Europe will remain the key market for Colombian coal, utilities and producers said.
Drummond’s Pribenow coal used to attract a premium because of its high-energy, low-sulphur content but the blend with El Descanso has been less well-received by European utilities.
Itochu’s stake in Colombia adds to a 15 percent stake it bought in the Maules Creek coal project in Australia for A$345 million last December and has been in talks to buy a further 10 percent stake.
Japan’s fourth biggest trading house was unlikely to chase any other thermal coal assets in the near term, a person involved in the Drummond deal said.
“Between Maules Creek and this investment, they’re pretty pleased with what they’ve achieved in the last 12 months,” he said.
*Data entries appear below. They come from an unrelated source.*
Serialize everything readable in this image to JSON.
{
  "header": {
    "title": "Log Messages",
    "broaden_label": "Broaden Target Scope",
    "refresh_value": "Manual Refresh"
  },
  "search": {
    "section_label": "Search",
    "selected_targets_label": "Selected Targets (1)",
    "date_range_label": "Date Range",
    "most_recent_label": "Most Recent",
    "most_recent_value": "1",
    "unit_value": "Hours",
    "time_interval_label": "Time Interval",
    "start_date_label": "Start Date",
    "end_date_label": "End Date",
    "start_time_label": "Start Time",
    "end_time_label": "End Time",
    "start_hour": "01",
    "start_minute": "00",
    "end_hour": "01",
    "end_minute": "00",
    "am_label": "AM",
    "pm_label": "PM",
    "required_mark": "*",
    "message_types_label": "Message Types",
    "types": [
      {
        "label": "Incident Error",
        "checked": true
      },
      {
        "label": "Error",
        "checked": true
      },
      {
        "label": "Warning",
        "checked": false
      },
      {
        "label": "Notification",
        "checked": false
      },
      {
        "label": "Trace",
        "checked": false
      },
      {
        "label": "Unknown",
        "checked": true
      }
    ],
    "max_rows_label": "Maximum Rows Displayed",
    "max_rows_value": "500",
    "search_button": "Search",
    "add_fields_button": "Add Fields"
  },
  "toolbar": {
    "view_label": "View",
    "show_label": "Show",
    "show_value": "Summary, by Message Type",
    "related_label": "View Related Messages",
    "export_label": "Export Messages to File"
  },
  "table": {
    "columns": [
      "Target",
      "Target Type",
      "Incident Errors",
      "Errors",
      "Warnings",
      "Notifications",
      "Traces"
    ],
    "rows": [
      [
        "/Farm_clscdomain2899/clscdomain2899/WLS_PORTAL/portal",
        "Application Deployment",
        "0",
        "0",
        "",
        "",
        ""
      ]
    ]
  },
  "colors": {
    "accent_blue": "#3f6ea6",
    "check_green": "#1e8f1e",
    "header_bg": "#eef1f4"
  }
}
The source did not want to be named because he was not authorised to speak publicly about the deal.
Drummond has courted buyers for over a decade but stepped up its efforts in 2010 by holding an auction.
The need to invest over $1 billion had dissuaded some bidders during the auction, sources in the Colombian coal industry and among bidders had said.
Several major mining companies including Xstrata XTA.L and Glencore (GLEN.L) had bid during, but at prices nowhere near Drummond’s valuation, sources said during the bidding process.
After talks on an outright sale stalled, Drummond started late last year to look for a minority partner and several Asian entities were in the running, including Itochu.
Additional reporting by Osamu Tsukimori in TOKYO and Sonali Paul in MELBOURNE; editing by William Hardy